Component data from apps and pages:

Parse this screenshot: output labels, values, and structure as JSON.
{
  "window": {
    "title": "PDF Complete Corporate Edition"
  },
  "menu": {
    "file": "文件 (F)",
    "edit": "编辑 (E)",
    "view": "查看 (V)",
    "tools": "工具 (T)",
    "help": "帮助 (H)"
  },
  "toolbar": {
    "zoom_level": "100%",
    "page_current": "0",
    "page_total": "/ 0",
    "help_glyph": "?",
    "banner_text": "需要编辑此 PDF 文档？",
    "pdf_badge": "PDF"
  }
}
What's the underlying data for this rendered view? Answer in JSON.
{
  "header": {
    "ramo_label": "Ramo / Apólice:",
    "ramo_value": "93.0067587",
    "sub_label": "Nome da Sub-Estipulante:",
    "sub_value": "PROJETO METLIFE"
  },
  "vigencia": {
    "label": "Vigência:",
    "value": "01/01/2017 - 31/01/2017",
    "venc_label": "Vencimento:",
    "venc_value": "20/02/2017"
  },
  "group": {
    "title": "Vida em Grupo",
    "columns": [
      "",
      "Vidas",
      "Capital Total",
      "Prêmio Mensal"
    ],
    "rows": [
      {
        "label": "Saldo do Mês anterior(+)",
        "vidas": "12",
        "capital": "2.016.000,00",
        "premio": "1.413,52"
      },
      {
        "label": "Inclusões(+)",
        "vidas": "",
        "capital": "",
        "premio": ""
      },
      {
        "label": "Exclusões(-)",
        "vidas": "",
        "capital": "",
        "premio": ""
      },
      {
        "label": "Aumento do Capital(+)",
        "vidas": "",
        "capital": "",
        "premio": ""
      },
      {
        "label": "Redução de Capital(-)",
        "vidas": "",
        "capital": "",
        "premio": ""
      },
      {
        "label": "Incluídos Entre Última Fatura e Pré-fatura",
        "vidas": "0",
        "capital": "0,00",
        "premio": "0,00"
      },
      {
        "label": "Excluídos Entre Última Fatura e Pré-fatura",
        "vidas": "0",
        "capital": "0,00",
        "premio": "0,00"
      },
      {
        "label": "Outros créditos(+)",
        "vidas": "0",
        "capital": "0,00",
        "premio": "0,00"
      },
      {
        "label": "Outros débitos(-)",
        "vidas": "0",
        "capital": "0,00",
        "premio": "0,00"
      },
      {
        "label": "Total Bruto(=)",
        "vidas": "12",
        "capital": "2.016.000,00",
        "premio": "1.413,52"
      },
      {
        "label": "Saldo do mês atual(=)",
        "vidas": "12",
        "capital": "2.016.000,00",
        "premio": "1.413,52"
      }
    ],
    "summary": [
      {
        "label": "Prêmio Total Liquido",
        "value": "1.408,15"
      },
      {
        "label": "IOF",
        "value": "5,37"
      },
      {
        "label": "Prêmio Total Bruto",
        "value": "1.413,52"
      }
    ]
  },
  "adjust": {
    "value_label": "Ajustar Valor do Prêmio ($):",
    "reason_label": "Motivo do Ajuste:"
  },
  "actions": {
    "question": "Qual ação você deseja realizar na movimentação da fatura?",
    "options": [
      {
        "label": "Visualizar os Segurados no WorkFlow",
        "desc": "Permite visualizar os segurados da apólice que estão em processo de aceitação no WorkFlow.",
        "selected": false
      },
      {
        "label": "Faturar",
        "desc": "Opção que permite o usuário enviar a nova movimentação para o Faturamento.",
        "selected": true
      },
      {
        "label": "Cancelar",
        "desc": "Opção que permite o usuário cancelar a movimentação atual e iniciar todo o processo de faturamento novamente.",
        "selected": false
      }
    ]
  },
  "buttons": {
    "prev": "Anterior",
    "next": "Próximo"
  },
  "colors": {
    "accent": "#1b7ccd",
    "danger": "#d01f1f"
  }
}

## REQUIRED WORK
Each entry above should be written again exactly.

## TASK SOLUTION
Parse this screenshot: output labels, values, and structure as JSON.
{
  "window": {
    "title": "PDF Complete Corporate Edition"
  },
  "menu": {
    "file": "文件 (F)",
    "edit": "编辑 (E)",
    "view": "查看 (V)",
    "tools": "工具 (T)",
    "help": "帮助 (H)"
  },
  "toolbar": {
    "zoom_level": "100%",
    "page_current": "0",
    "page_total": "/ 0",
    "help_glyph": "?",
    "banner_text": "需要编辑此 PDF 文档？",
    "pdf_badge": "PDF"
  }
}
What's the underlying data for this rendered view? Answer in JSON.
{
  "header": {
    "ramo_label": "Ramo / Apólice:",
    "ramo_value": "93.0067587",
    "sub_label": "Nome da Sub-Estipulante:",
    "sub_value": "PROJETO METLIFE"
  },
  "vigencia": {
    "label": "Vigência:",
    "value": "01/01/2017 - 31/01/2017",
    "venc_label": "Vencimento:",
    "venc_value": "20/02/2017"
  },
  "group": {
    "title": "Vida em Grupo",
    "columns": [
      "",
      "Vidas",
      "Capital Total",
      "Prêmio Mensal"
    ],
    "rows": [
      {
        "label": "Saldo do Mês anterior(+)",
        "vidas": "12",
        "capital": "2.016.000,00",
        "premio": "1.413,52"
      },
      {
        "label": "Inclusões(+)",
        "vidas": "",
        "capital": "",
        "premio": ""
      },
      {
        "label": "Exclusões(-)",
        "vidas": "",
        "capital": "",
        "premio": ""
      },
      {
        "label": "Aumento do Capital(+)",
        "vidas": "",
        "capital": "",
        "premio": ""
      },
      {
        "label": "Redução de Capital(-)",
        "vidas": "",
        "capital": "",
        "premio": ""
      },
      {
        "label": "Incluídos Entre Última Fatura e Pré-fatura",
        "vidas": "0",
        "capital": "0,00",
        "premio": "0,00"
      },
      {
        "label": "Excluídos Entre Última Fatura e Pré-fatura",
        "vidas": "0",
        "capital": "0,00",
        "premio": "0,00"
      },
      {
        "label": "Outros créditos(+)",
        "vidas": "0",
        "capital": "0,00",
        "premio": "0,00"
      },
      {
        "label": "Outros débitos(-)",
        "vidas": "0",
        "capital": "0,00",
        "premio": "0,00"
      },
      {
        "label": "Total Bruto(=)",
        "vidas": "12",
        "capital": "2.016.000,00",
        "premio": "1.413,52"
      },
      {
        "label": "Saldo do mês atual(=)",
        "vidas": "12",
        "capital": "2.016.000,00",
        "premio": "1.413,52"
      }
    ],
    "summary": [
      {
        "label": "Prêmio Total Liquido",
        "value": "1.408,15"
      },
      {
        "label": "IOF",
        "value": "5,37"
      },
      {
        "label": "Prêmio Total Bruto",
        "value": "1.413,52"
      }
    ]
  },
  "adjust": {
    "value_label": "Ajustar Valor do Prêmio ($):",
    "reason_label": "Motivo do Ajuste:"
  },
  "actions": {
    "question": "Qual ação você deseja realizar na movimentação da fatura?",
    "options": [
      {
        "label": "Visualizar os Segurados no WorkFlow",
        "desc": "Permite visualizar os segurados da apólice que estão em processo de aceitação no WorkFlow.",
        "selected": false
      },
      {
        "label": "Faturar",
        "desc": "Opção que permite o usuário enviar a nova movimentação para o Faturamento.",
        "selected": true
      },
      {
        "label": "Cancelar",
        "desc": "Opção que permite o usuário cancelar a movimentação atual e iniciar todo o processo de faturamento novamente.",
        "selected": false
      }
    ]
  },
  "buttons": {
    "prev": "Anterior",
    "next": "Próximo"
  },
  "colors": {
    "accent": "#1b7ccd",
    "danger": "#d01f1f"
  }
}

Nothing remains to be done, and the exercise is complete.